*** Block opens ***

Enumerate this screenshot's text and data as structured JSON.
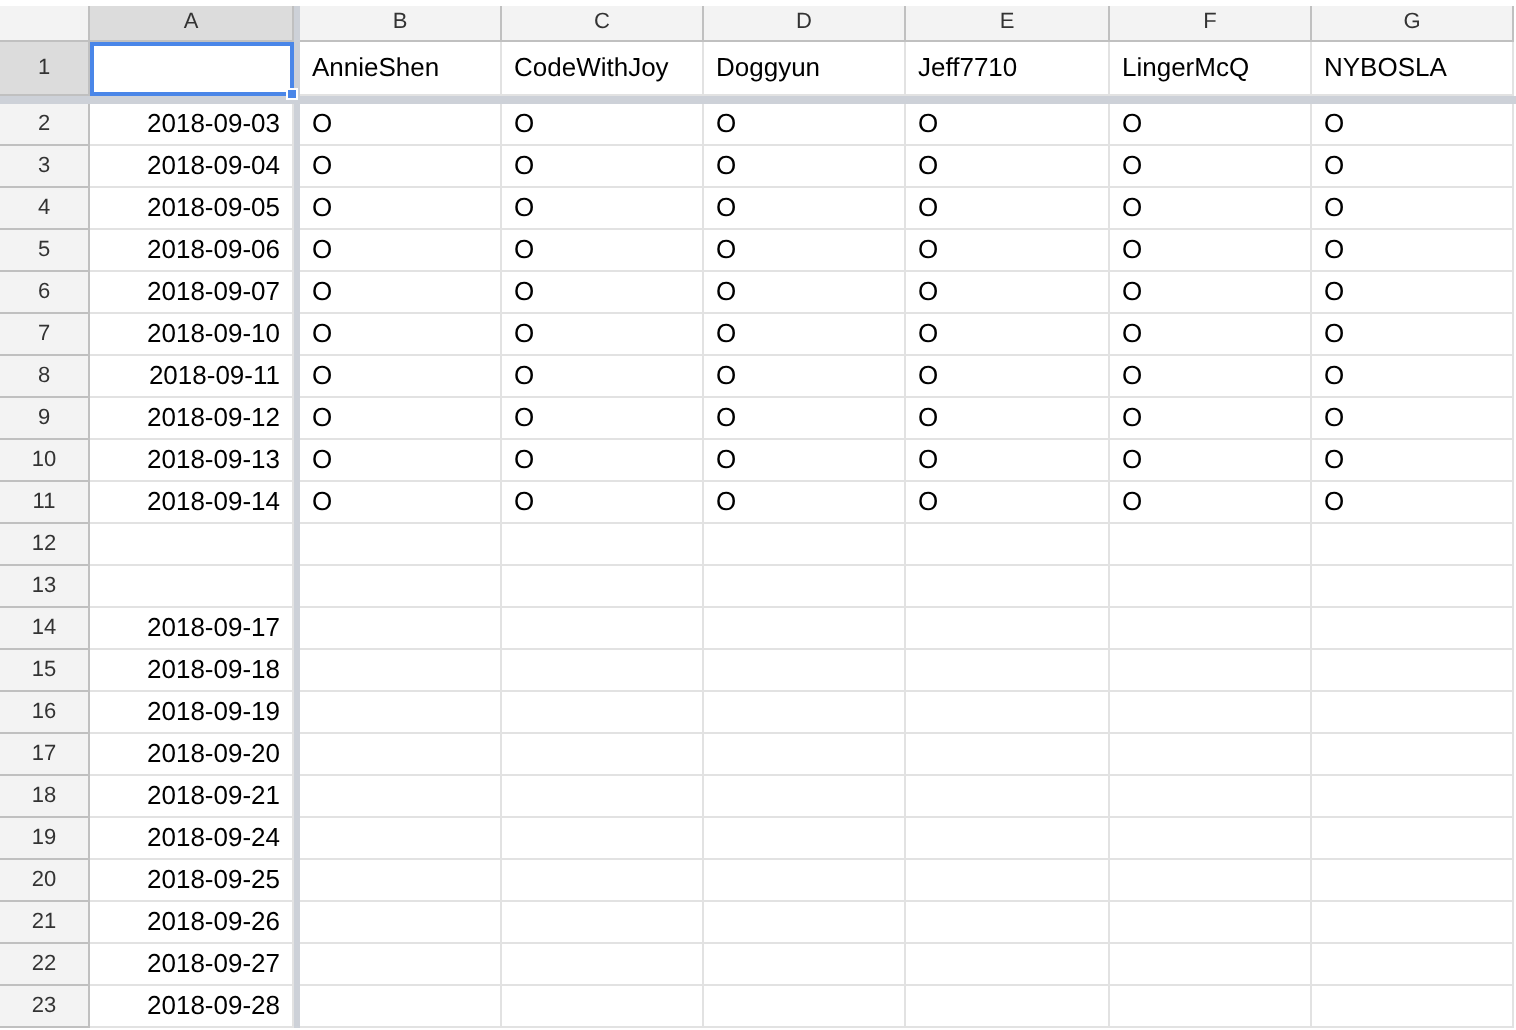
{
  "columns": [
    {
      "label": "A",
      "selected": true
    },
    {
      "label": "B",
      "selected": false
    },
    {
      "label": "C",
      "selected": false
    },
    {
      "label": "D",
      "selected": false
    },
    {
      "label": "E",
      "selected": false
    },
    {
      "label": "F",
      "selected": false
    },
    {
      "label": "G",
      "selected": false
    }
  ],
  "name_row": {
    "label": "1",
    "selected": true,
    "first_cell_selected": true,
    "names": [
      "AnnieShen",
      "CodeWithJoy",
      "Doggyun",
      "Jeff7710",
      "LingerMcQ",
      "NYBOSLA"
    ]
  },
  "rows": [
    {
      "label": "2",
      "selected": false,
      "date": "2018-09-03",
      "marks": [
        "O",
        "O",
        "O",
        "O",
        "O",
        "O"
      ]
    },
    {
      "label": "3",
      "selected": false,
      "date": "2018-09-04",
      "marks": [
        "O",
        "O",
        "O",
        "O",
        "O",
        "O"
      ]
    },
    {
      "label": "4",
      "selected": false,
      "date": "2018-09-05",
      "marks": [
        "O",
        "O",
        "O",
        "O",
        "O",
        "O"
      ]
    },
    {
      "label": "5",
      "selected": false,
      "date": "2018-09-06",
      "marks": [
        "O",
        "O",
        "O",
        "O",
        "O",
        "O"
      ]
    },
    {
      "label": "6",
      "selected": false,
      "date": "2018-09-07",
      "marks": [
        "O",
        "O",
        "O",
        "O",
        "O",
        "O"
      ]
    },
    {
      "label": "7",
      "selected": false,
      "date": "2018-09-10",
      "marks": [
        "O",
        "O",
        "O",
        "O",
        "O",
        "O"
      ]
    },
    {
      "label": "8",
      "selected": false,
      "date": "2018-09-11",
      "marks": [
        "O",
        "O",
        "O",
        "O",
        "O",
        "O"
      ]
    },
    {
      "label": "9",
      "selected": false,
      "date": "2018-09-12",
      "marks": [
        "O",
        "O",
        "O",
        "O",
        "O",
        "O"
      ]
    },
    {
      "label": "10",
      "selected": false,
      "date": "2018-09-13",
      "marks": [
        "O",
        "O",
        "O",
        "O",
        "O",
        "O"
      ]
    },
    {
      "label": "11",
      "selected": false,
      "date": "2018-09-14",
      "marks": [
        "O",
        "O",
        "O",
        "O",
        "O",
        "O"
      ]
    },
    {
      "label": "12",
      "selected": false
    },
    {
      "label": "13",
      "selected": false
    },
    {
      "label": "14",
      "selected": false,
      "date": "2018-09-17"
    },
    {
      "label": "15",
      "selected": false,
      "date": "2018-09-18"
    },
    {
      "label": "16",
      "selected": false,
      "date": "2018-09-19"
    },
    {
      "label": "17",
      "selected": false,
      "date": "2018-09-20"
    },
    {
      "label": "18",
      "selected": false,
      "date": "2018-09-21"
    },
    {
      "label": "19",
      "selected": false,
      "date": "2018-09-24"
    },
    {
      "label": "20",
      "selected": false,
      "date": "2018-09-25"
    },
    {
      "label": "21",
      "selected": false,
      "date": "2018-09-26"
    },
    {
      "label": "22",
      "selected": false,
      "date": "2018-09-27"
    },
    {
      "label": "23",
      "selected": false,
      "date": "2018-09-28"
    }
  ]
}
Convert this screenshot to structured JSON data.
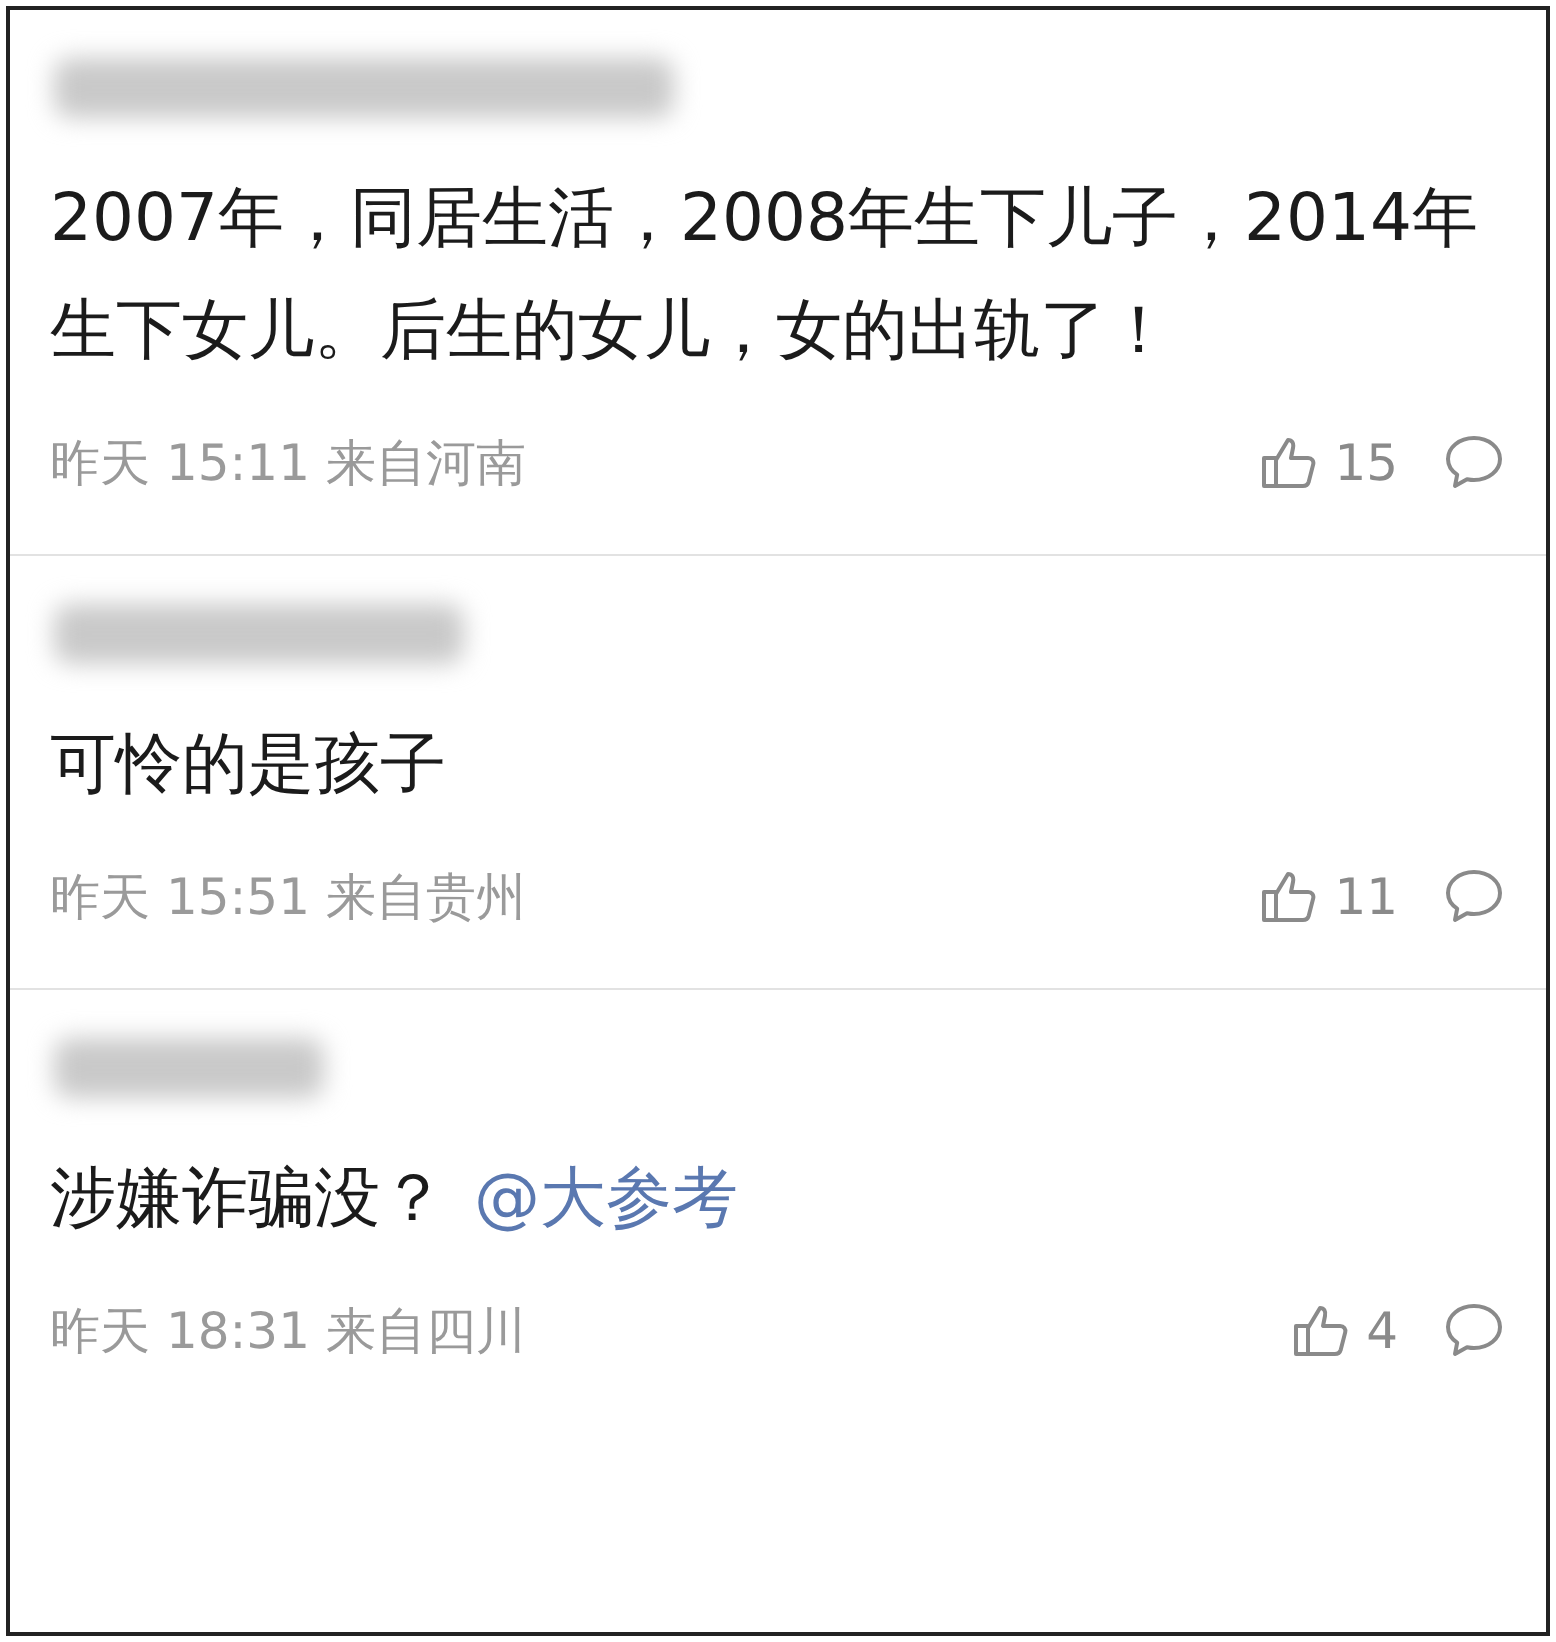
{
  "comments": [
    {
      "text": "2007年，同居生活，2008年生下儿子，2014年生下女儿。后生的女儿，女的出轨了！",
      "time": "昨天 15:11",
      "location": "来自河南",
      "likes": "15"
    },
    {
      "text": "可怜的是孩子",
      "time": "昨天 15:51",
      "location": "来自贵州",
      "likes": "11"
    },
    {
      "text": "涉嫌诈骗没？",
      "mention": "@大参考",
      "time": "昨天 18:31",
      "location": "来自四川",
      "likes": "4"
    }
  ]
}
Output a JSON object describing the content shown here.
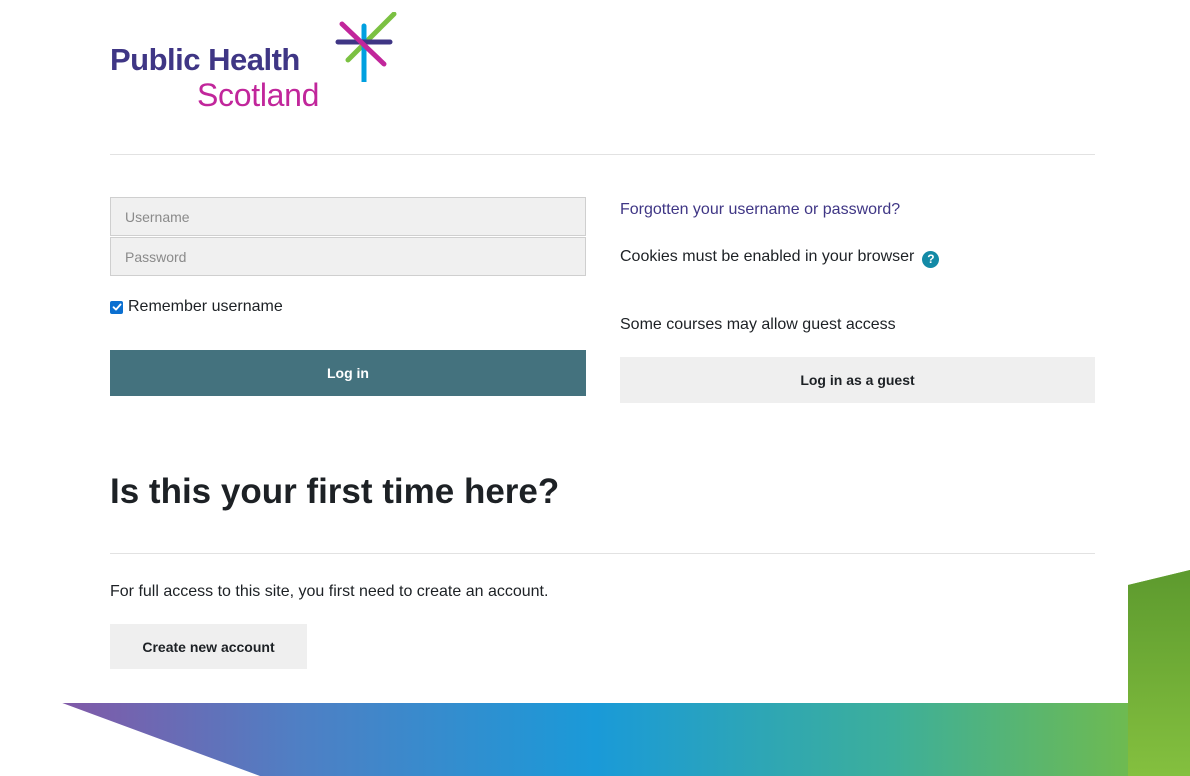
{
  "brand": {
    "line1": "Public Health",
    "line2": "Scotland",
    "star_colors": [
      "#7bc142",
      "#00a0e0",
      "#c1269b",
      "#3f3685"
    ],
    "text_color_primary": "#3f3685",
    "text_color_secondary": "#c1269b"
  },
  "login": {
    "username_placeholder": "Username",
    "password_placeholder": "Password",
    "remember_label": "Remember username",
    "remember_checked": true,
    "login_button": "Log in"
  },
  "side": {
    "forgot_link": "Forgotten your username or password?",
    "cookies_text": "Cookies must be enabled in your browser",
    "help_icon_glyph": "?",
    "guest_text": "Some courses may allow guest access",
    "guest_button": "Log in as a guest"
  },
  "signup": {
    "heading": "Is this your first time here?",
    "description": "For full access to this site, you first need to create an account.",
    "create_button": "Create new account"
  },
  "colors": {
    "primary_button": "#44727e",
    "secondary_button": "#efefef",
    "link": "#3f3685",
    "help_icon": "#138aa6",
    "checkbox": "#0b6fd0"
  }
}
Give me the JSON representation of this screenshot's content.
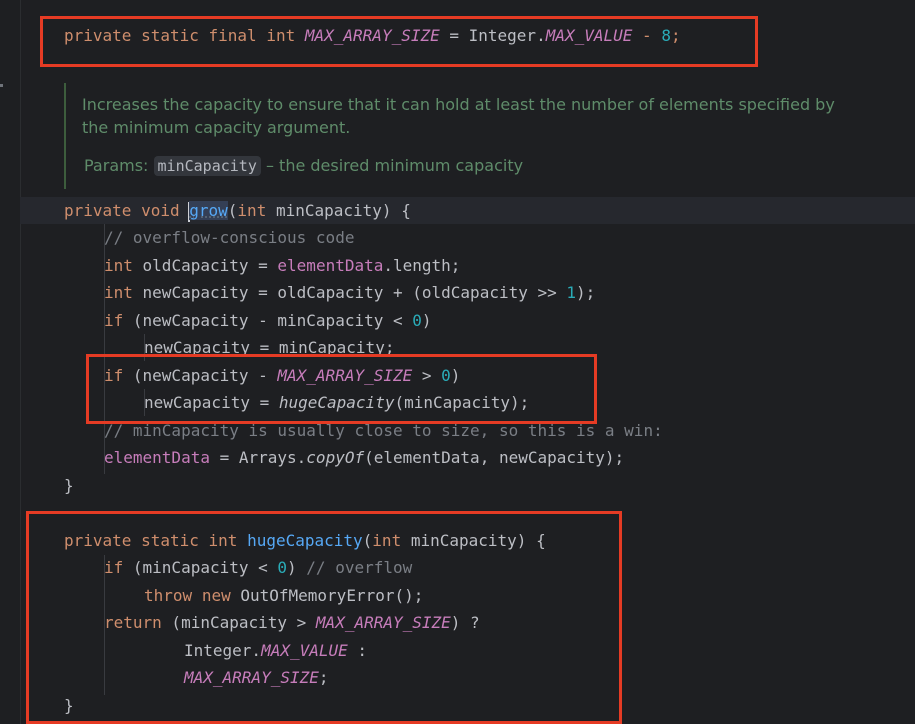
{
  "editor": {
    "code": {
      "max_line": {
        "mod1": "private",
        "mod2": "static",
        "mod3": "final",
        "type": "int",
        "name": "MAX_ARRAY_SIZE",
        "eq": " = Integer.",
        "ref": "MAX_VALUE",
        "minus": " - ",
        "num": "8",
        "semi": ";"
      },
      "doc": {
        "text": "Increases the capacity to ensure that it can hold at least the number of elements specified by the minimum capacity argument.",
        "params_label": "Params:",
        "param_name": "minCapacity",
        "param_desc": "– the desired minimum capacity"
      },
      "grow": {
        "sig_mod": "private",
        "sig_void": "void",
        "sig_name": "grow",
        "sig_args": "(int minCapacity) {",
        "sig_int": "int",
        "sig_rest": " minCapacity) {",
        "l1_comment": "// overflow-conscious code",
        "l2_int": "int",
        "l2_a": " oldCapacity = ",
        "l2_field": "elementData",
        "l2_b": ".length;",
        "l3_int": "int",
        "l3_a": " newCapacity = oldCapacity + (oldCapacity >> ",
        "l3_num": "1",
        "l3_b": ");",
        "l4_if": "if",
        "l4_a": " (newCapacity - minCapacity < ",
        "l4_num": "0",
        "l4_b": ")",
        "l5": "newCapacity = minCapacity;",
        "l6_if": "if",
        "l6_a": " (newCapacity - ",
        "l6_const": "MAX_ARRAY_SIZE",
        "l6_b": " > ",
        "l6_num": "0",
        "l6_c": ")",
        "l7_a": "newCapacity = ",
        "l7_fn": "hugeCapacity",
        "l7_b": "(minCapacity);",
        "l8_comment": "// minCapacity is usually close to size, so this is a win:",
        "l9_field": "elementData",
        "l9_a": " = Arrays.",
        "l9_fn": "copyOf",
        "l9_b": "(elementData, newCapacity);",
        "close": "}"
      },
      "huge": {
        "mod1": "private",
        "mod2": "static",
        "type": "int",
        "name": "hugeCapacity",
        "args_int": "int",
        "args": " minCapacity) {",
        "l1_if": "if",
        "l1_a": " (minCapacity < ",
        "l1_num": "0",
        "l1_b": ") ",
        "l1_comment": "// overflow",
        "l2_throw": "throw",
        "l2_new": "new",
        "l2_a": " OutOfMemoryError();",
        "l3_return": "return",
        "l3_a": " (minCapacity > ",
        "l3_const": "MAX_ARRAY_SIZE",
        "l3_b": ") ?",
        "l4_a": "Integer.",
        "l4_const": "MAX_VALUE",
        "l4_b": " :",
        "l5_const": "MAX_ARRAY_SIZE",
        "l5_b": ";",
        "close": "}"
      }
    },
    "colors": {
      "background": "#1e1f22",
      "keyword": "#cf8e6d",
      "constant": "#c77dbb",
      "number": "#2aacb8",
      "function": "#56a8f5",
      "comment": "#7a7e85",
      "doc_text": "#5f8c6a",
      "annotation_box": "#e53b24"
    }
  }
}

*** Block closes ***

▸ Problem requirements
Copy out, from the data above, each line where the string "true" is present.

▸ Answer for this exercise
      "selected": true
    "selected": true,
    "first_cell_selected": true,
    "remember_checked": true,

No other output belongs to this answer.